Fintech in Latin America: Resilience is key

Mario Shiliashki, CEO of PayU’s Global Payments Organization, shares his take on Latin American fintech in the wake of COVID-19.

This article was written by Mario Shiliashki, CEO of PayU’s Global Payments Organization. An initial version was first published on The Fintech Times.


“Resilience” has been right up there with “covid,” “coronavirus,” “pandemic” and “vaccine” among the words used most frequently over the past year.


As regions go, Latin America has been particularly resilient. The global health crisis has driven substantial change in the region, which was, for the most, already demonstrating its desire, adaptability, agility, and appetite for innovative financial services. Even amidst continued political and social pressures, LatAm’s fintech landscape was already flourishing prior to the pandemic.


Since 2014, funding for Latin American fintech grew from under $50 million to more than $8 billion in only six years. Altogether, fintech in Latin America has an estimated value of over $150 billion.

Factors transforming the Latin American fintech landscape

Government support

The extraordinary rise of Latin American fintech can be attributed to several factors, all of which are transforming the region – policy, government backing, escalating internet and mobile penetration, and obviously, massive adoption in e-commerce – both locally as well as internationally.


Across the public sector, strong government support for expanding foreign investments has proven quite effective, allowing businesses to capitalize on government tax and investment incentives offered in the region. Notably, these incentives have targeted not only businesses but also private consumers.


In Colombia, for example, the government initiated a series of days without value-added sales tax in order to drive online spending in the wake of last Spring’s lockdowns. On Colombia’s three VAT-free days in 2020, transactions on PayU’s payment platform in Latin America saw a sevenfold increase compared with that of regular shopping days.

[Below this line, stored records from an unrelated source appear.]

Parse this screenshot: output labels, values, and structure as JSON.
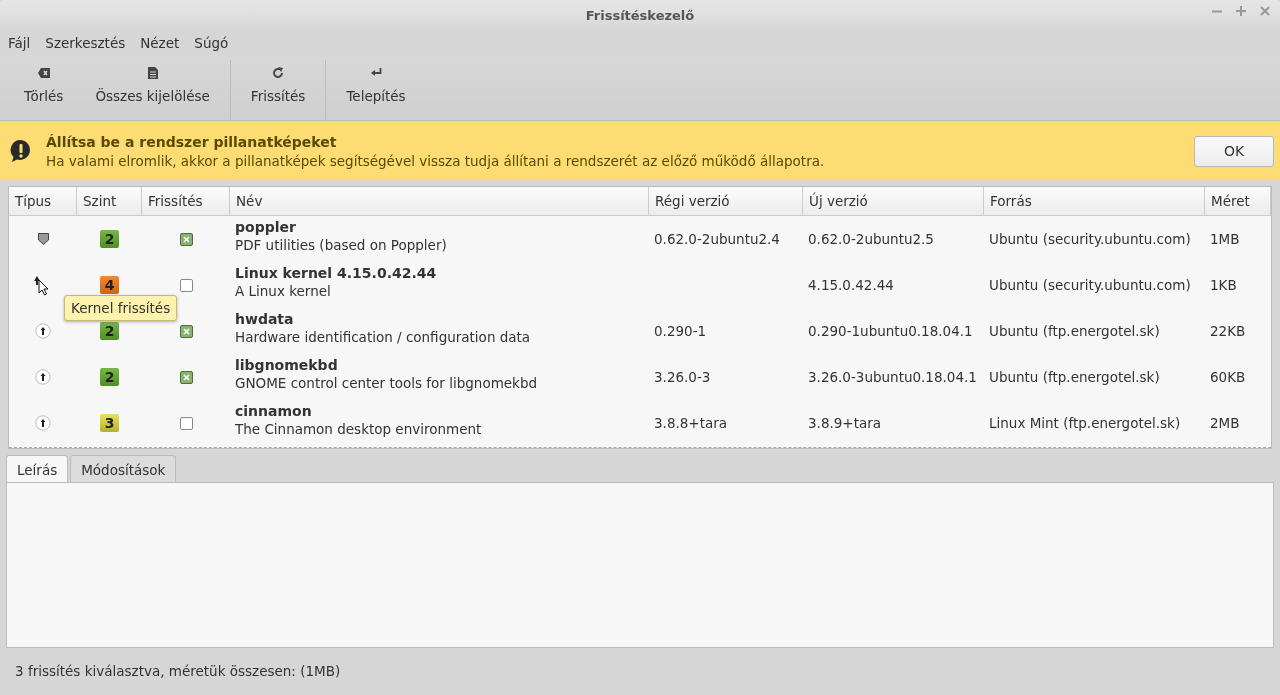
{
  "window": {
    "title": "Frissítéskezelő"
  },
  "menu": [
    "Fájl",
    "Szerkesztés",
    "Nézet",
    "Súgó"
  ],
  "toolbar": [
    [
      {
        "label": "Törlés",
        "kind": "clear"
      },
      {
        "label": "Összes kijelölése",
        "kind": "document"
      }
    ],
    [
      {
        "label": "Frissítés",
        "kind": "refresh"
      }
    ],
    [
      {
        "label": "Telepítés",
        "kind": "install"
      }
    ]
  ],
  "banner": {
    "title": "Állítsa be a rendszer pillanatképeket",
    "message": "Ha valami elromlik, akkor a pillanatképek segítségével vissza tudja állítani a rendszerét az előző működő állapotra.",
    "button": "OK"
  },
  "table": {
    "columns": [
      "Típus",
      "Szint",
      "Frissítés",
      "Név",
      "Régi verzió",
      "Új verzió",
      "Forrás",
      "Méret"
    ],
    "rows": [
      {
        "kind": "security",
        "level": "2",
        "checked": true,
        "name": "poppler",
        "description": "PDF utilities (based on Poppler)",
        "old_version": "0.62.0-2ubuntu2.4",
        "new_version": "0.62.0-2ubuntu2.5",
        "source": "Ubuntu (security.ubuntu.com)",
        "size": "1MB"
      },
      {
        "kind": "kernel",
        "level": "4",
        "checked": false,
        "name": "Linux kernel 4.15.0.42.44",
        "description": "A Linux kernel",
        "new_version": "4.15.0.42.44",
        "source": "Ubuntu (security.ubuntu.com)",
        "size": "1KB"
      },
      {
        "kind": "package",
        "level": "2",
        "checked": true,
        "name": "hwdata",
        "description": "Hardware identification / configuration data",
        "old_version": "0.290-1",
        "new_version": "0.290-1ubuntu0.18.04.1",
        "source": "Ubuntu (ftp.energotel.sk)",
        "size": "22KB"
      },
      {
        "kind": "package",
        "level": "2",
        "checked": true,
        "name": "libgnomekbd",
        "description": "GNOME control center tools for libgnomekbd",
        "old_version": "3.26.0-3",
        "new_version": "3.26.0-3ubuntu0.18.04.1",
        "source": "Ubuntu (ftp.energotel.sk)",
        "size": "60KB"
      },
      {
        "kind": "package",
        "level": "3",
        "checked": false,
        "name": "cinnamon",
        "description": "The Cinnamon desktop environment",
        "old_version": "3.8.8+tara",
        "new_version": "3.8.9+tara",
        "source": "Linux Mint (ftp.energotel.sk)",
        "size": "2MB"
      }
    ],
    "tooltip": "Kernel frissítés"
  },
  "tabs": [
    {
      "label": "Leírás",
      "selected": true
    },
    {
      "label": "Módosítások",
      "selected": false
    }
  ],
  "status_bar": "3 frissítés kiválasztva, méretük összesen: (1MB)"
}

Migration towards e-commerce

It hasn’t just been government driving the uptake of fintech products and services in Latin America. In the LatAm market, key fintech players are offering quantifiable benefits to consumers and businesses alike, which has been especially beneficial amidst the health crisis.


At PayU, in our capacity as an online payments provider, we’ve observed firsthand the significant fintech adoption, with a strong migration towards e-commerce being one of the most obvious trends. Both domestic and international merchants are working quickly to implement e-commerce based on the current changes in consumer behavior.



The impact of spending more time at home

During 2020, over the course of the first seven months alone, PayU processed over 120 million transactions for over 25,000 merchants throughout Latin America. Essentially, this is a 70% growth compared with 2019.


Primarily driven by the fact that consumers had to spend long periods of time isolated at home, the popularity of online entertainment increased significantly. As a result, payments for the use of streaming platforms in LatAm increased, on average, by 100%. Likewise, with homeowners having no excuse to put off DIY home projects, home improvement projected substantially increased on average 130% from January to July.


Given this increased demand, it is imperative that companies have the ability to grow and scale online to keep up. For international merchants eager to make the most of the Latin American online consumer landscape, having a global payments partner with regional knowledge is a must.

Latin America’s promising fintech future

With the world slowly opening back up, global e-commerce is one way that merchants can remain resilient against the lingering effects of the pandemic. This has been the case in Latin America, with e-commerce emerging as a literal life-saver for many small and medium-sized businesses across LatAm over the past year.


Thanks to supportive regulation, growing internet penetration, and ongoing efforts around digital and financial inclusion, there has never been a better opportunity for domestic and international players alike to enter the world of Latin American fintech and e-commerce.


As the digital economy in Latin America continues to evolve, payment technologies that make the shopping experience frictionless, safe, and adaptable to consumer needs will be integral to its ongoing success. Looking ahead, we at PayU are excited to see how LatAm’s fintech landscape will continue to grow in the years to come, both in e-commerce and in the supporting innovations shaping the region’s emergence as a global fintech hub.